In a high-stakes legal battle before the National and State Houses of Assembly Election Petition Trial Tribunal, the final written addresses of the parties were adopted on Thursday, marking the conclusion of arguments in the case. The Tribunal has now reserved its judgment, leaving the parties and the public in anticipation.
The case, between Ibrahim Baba Hassan of the All Progressives Congress (APC) as the petitioner and the Independent National Electoral Commission (INEC), Musa Agah Avia of the People’s Democratic Party (PDP), Adam Alkali of the People’s Redemption Party (PRP), and Daniel Asama Agoh of the Labour Party (LP) as the first, second, third, fourth, fifth, and sixth respondents, was the second on the cause list and took precedence in proceedings.
Representing the first respondent (INEC), P. A Okereke Esq presented the final written address along with the response to the petitioner’s final written address, dated and filed on 26th July 2023.
P. A Akubo (SAN), counsel for the second respondent (Musa Agah Avia), adopted two processes – the substantive final written address dated 15th July 2023 and the response to the petitioner’s final written address dated 24th July 2023.
The crux of the petitioner’s case lies in challenging the second respondent’s qualification to contest the House of Representatives Election for Bassa/Jos North Federal Constituency on the grounds of alleged invalid nomination. Additionally, they claim that the third respondent (PDP) lacks a valid structure due to non-compliance with a court order. However, the second respondent’s counsel vehemently contended that these grounds were no longer valid, citing Exhibit 2R1, 2R2, 2R6, and 2R8, which included reports and judgments confirming the 3rd respondent’s compliance and legitimacy.
Furthermore, the issue of the 2nd respondent’s nomination was asserted to be within the domain of the 3rd respondent (PDP), making the petitioner’s challenge irrelevant, according to the second respondent’s counsel.

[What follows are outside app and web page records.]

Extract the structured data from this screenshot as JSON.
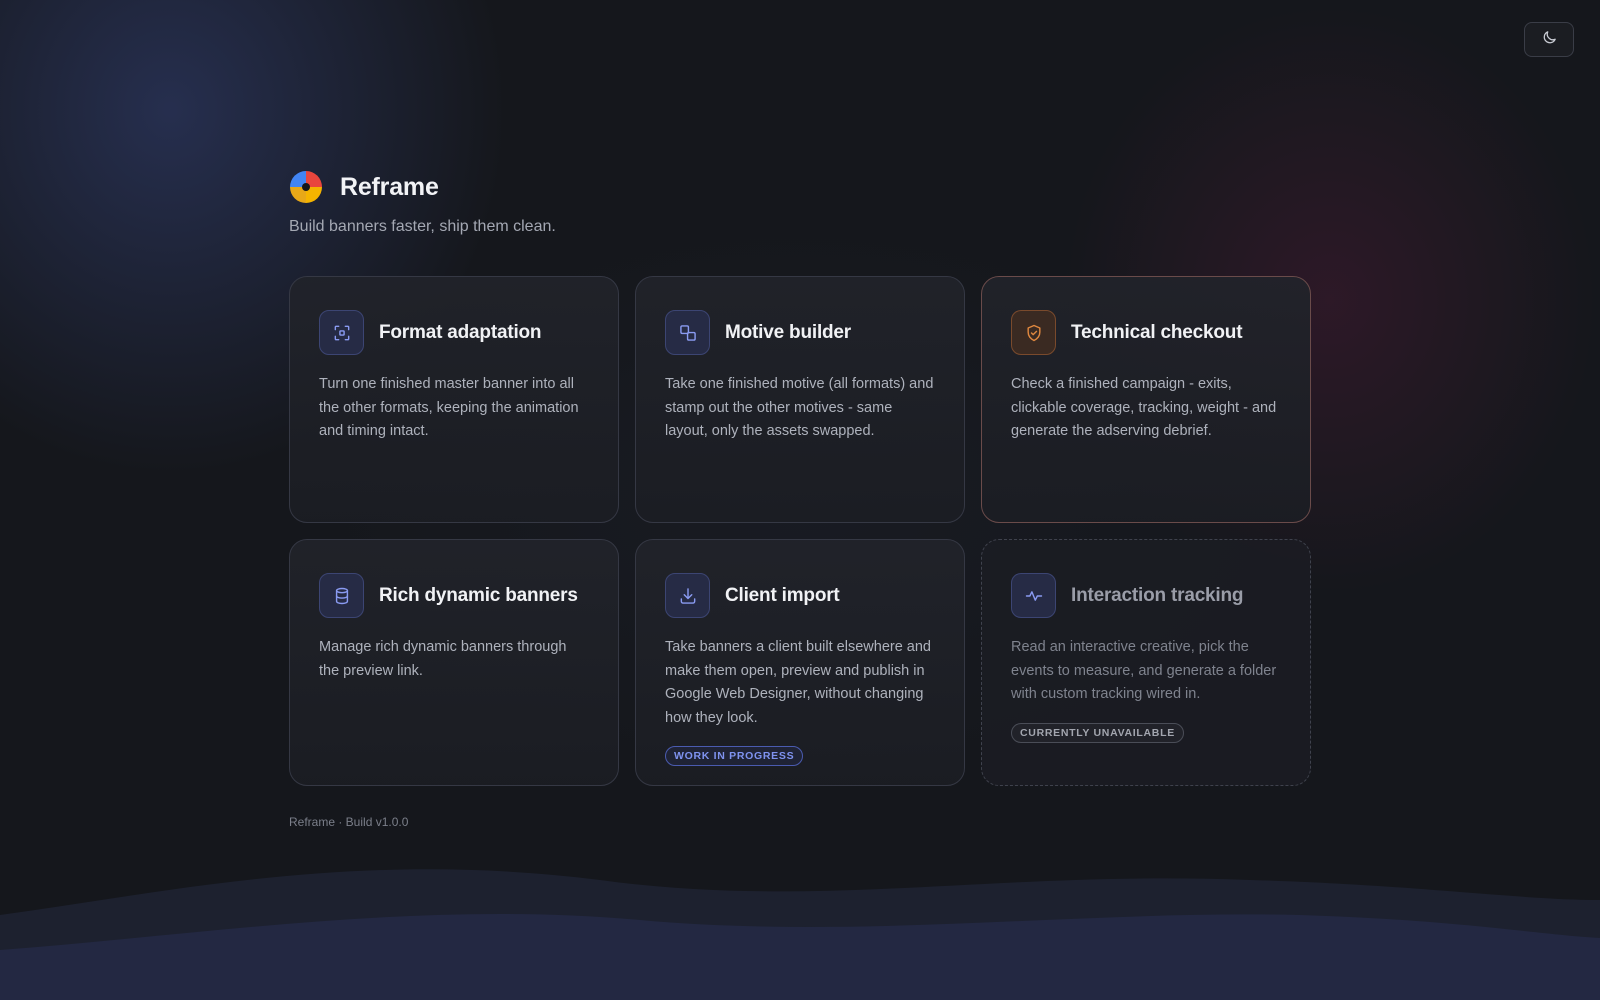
{
  "app": {
    "title": "Reframe",
    "tagline": "Build banners faster, ship them clean.",
    "logo_icon": "reframe-logo",
    "logo_colors": [
      "#e9463d",
      "#f5b400",
      "#34a853",
      "#4285f4"
    ]
  },
  "theme_toggle": {
    "icon": "moon-icon"
  },
  "colors": {
    "accent": "#7f93f0",
    "highlight_accent": "#e0883f",
    "background": "#15171c"
  },
  "cards": [
    {
      "title": "Format adaptation",
      "description": "Turn one finished master banner into all the other formats, keeping the animation and timing intact.",
      "icon": "focus-frame-icon"
    },
    {
      "title": "Motive builder",
      "description": "Take one finished motive (all formats) and stamp out the other motives - same layout, only the assets swapped.",
      "icon": "copy-shapes-icon"
    },
    {
      "title": "Technical checkout",
      "description": "Check a finished campaign - exits, clickable coverage, tracking, weight - and generate the adserving debrief.",
      "icon": "shield-check-icon"
    },
    {
      "title": "Rich dynamic banners",
      "description": "Manage rich dynamic banners through the preview link.",
      "icon": "database-icon"
    },
    {
      "title": "Client import",
      "description": "Take banners a client built elsewhere and make them open, preview and publish in Google Web Designer, without changing how they look.",
      "icon": "download-icon",
      "badge": "WORK IN PROGRESS"
    },
    {
      "title": "Interaction tracking",
      "description": "Read an interactive creative, pick the events to measure, and generate a folder with custom tracking wired in.",
      "icon": "activity-icon",
      "badge": "CURRENTLY UNAVAILABLE"
    }
  ],
  "footer": {
    "text": "Reframe · Build v1.0.0"
  }
}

Counsel for the third respondent, J. M Okafor Esq, brought to the Tribunal’s attention that the petitioner’s allegations pertain to pre-election matters rather than constitutional qualifications or disqualifications of candidates. As such, he urged the Tribunal to dismiss the petition entirely with substantial costs.
Yakubu Ruba SAN, representing the fourth and fifth respondents, argued that the other respondents’ focus was misdirected, urging the Tribunal to disregard their attacks on co-respondents and instead focus on the issues raised by the petitioners.
N. D Gwaison Esq, on behalf of the sixth and seventh respondents, refuted the claim that respondents should not attack each other, asserting that parties have a duty to address the court on the facts and evidence presented.
Finally, J. A Adoku, the counsel for the petitioners, adopted their final written address and pointed out that the case falls under the Tribunal’s jurisdiction, citing relevant precedents. He emphasized that the petition had merit and all requested reliefs should be granted.
With the adoption of all written addresses and responses, the Tribunal concluded the proceedings and announced that the date for judgment would be communicated to the parties involved. As the country awaits the tribunal’s decision, the outcome of this closely watched case will have significant implications for the political landscape.